* **Task instructions**
Below are some records; write them all out again exactly.

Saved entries
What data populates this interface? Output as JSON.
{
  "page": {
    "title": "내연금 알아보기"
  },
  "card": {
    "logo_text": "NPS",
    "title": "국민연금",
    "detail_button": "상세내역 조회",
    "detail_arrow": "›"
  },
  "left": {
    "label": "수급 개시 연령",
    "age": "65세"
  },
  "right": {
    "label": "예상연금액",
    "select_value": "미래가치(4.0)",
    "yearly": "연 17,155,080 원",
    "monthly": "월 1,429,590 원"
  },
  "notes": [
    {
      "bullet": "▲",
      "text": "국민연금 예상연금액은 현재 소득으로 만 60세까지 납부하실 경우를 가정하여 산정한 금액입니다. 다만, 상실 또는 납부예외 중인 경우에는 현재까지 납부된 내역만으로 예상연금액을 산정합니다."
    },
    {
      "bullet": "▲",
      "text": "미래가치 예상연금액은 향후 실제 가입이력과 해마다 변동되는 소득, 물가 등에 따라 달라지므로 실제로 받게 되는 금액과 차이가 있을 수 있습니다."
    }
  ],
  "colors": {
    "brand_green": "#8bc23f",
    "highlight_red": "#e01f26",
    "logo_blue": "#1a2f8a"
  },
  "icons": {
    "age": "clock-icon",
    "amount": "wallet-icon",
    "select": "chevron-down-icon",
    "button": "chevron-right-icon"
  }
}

* **Expected answer**
What data populates this interface? Output as JSON.
{
  "page": {
    "title": "내연금 알아보기"
  },
  "card": {
    "logo_text": "NPS",
    "title": "국민연금",
    "detail_button": "상세내역 조회",
    "detail_arrow": "›"
  },
  "left": {
    "label": "수급 개시 연령",
    "age": "65세"
  },
  "right": {
    "label": "예상연금액",
    "select_value": "미래가치(4.0)",
    "yearly": "연 17,155,080 원",
    "monthly": "월 1,429,590 원"
  },
  "notes": [
    {
      "bullet": "▲",
      "text": "국민연금 예상연금액은 현재 소득으로 만 60세까지 납부하실 경우를 가정하여 산정한 금액입니다. 다만, 상실 또는 납부예외 중인 경우에는 현재까지 납부된 내역만으로 예상연금액을 산정합니다."
    },
    {
      "bullet": "▲",
      "text": "미래가치 예상연금액은 향후 실제 가입이력과 해마다 변동되는 소득, 물가 등에 따라 달라지므로 실제로 받게 되는 금액과 차이가 있을 수 있습니다."
    }
  ],
  "colors": {
    "brand_green": "#8bc23f",
    "highlight_red": "#e01f26",
    "logo_blue": "#1a2f8a"
  },
  "icons": {
    "age": "clock-icon",
    "amount": "wallet-icon",
    "select": "chevron-down-icon",
    "button": "chevron-right-icon"
  }
}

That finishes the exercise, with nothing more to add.